But that is no excuse for failing to present a coherent narrative. Evangelion is rich with imaginative imagery, but it never gets down to the business of explaining basic elements of its plot, such as what Lilith is, or what the Lance of Longinus is, or what the hell is going on. Partly, it suffered because the creators didn’t husband their meager resources, choosing to blow their wad on boob jiggle in the early episodes so they had to subject us to torturous still frames in the later ones, like that infamous minutes-long elevator ride, or that nightstand. (Sweet Madoka, the nightstand! If I never again hear a dialogue about creative places to insert pills, I can die a happy man.) But even more than that, Evangelion suffered because director Hideaki Anno gave up on storytelling and turned the show into his personal psychotherapy session.
I stated in the beginning that Revolutionary Girl Utena out-Evangelions Evangelion, partly because it handles Evangelion‘s themes and postmodern techniques much more competently, but also because it accomplishes something Evangelion flubbed: It has a coherent plot with a beginning, middle, and end. That’s not to say that some parts aren’t opaque or that there aren’t unresolved plot threads, or that the show isn’t decidedly undisciplined.
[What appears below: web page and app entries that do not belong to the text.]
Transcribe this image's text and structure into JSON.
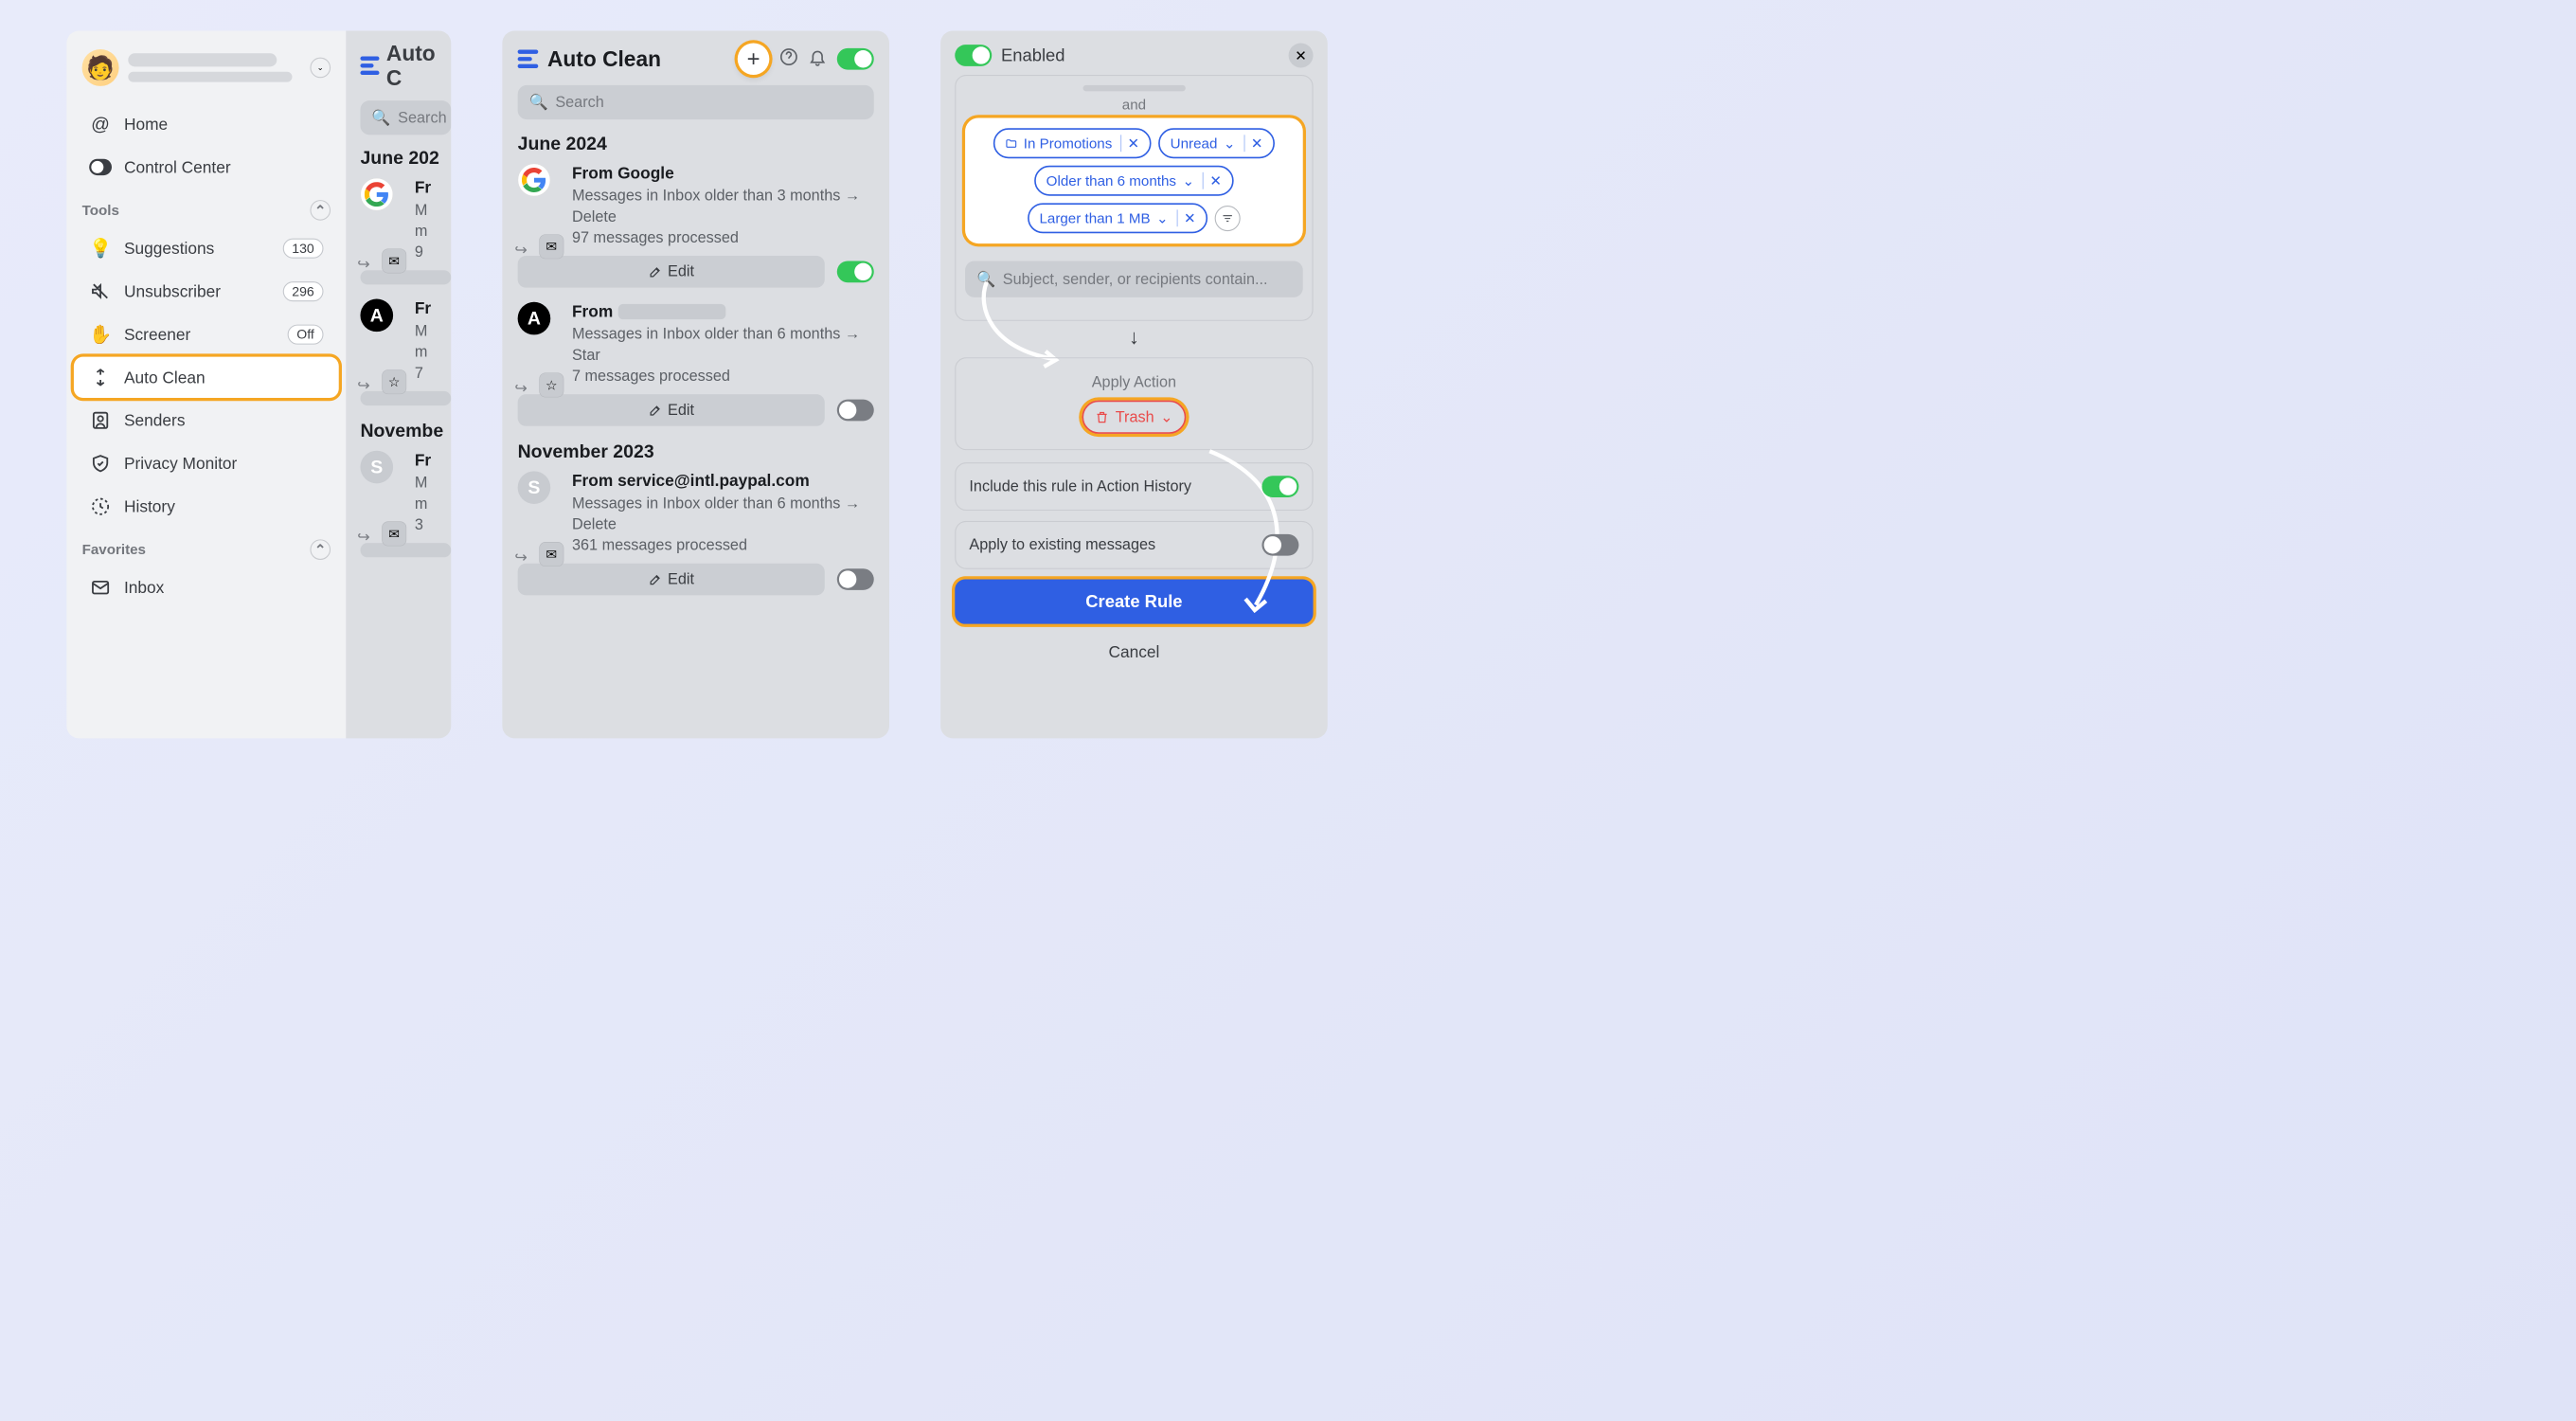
{
  "sidebar": {
    "nav": {
      "home": "Home",
      "control_center": "Control Center"
    },
    "tools_header": "Tools",
    "tools": {
      "suggestions": {
        "label": "Suggestions",
        "badge": "130"
      },
      "unsubscriber": {
        "label": "Unsubscriber",
        "badge": "296"
      },
      "screener": {
        "label": "Screener",
        "badge": "Off"
      },
      "auto_clean": {
        "label": "Auto Clean"
      },
      "senders": {
        "label": "Senders"
      },
      "privacy_monitor": {
        "label": "Privacy Monitor"
      },
      "history": {
        "label": "History"
      }
    },
    "favorites_header": "Favorites",
    "favorites": {
      "inbox": {
        "label": "Inbox"
      }
    }
  },
  "sliver": {
    "title": "Auto C",
    "search": "Search",
    "month1": "June 202",
    "r1_from": "Fr",
    "r1_m": "M",
    "r1_mo": "m",
    "r1_9": "9",
    "r2_from": "Fr",
    "r2_m": "M",
    "r2_mo": "m",
    "r2_7": "7",
    "month2": "Novembe",
    "r3_from": "Fr",
    "r3_m": "M",
    "r3_mo": "m",
    "r3_3": "3"
  },
  "main": {
    "title": "Auto Clean",
    "search_placeholder": "Search",
    "groups": {
      "g1": {
        "header": "June 2024",
        "rules": {
          "r1": {
            "title": "From Google",
            "desc": "Messages in Inbox older than 3 months → Delete",
            "stats": "97 messages processed",
            "edit": "Edit"
          },
          "r2": {
            "title": "From",
            "desc": "Messages in Inbox older than 6 months → Star",
            "stats": "7 messages processed",
            "edit": "Edit"
          }
        }
      },
      "g2": {
        "header": "November 2023",
        "rules": {
          "r1": {
            "title": "From service@intl.paypal.com",
            "desc": "Messages in Inbox older than 6 months → Delete",
            "stats": "361 messages processed",
            "edit": "Edit"
          }
        }
      }
    }
  },
  "editor": {
    "enabled": "Enabled",
    "and": "and",
    "chips": {
      "in_promotions": "In Promotions",
      "unread": "Unread",
      "older": "Older than 6 months",
      "larger": "Larger than 1 MB"
    },
    "search_placeholder": "Subject, sender, or recipients contain...",
    "apply_action": "Apply Action",
    "trash": "Trash",
    "include_history": "Include this rule in Action History",
    "apply_existing": "Apply to existing messages",
    "create": "Create Rule",
    "cancel": "Cancel"
  }
}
It’s definitely not perfect. But it has an intelligible storyline, and it manages to conserve its puny budget enough that it resorts to relatively few painful animation shortcuts.
Evangelion attempted something it couldn’t quite pull off. Building on that, Utena successfully pulls it off, albeit in haphazard fashion. I might also add that Princess Tutu, usually considered Utena’s spiritual successor, uses the same techniques, but employs them in a much more disciplined manner and entirely avoids the pitfalls of its predecessors. Continue reading “Nanami Takes Over: The ‘Revolutionary Girl Utena’ Rewatch, Part 6”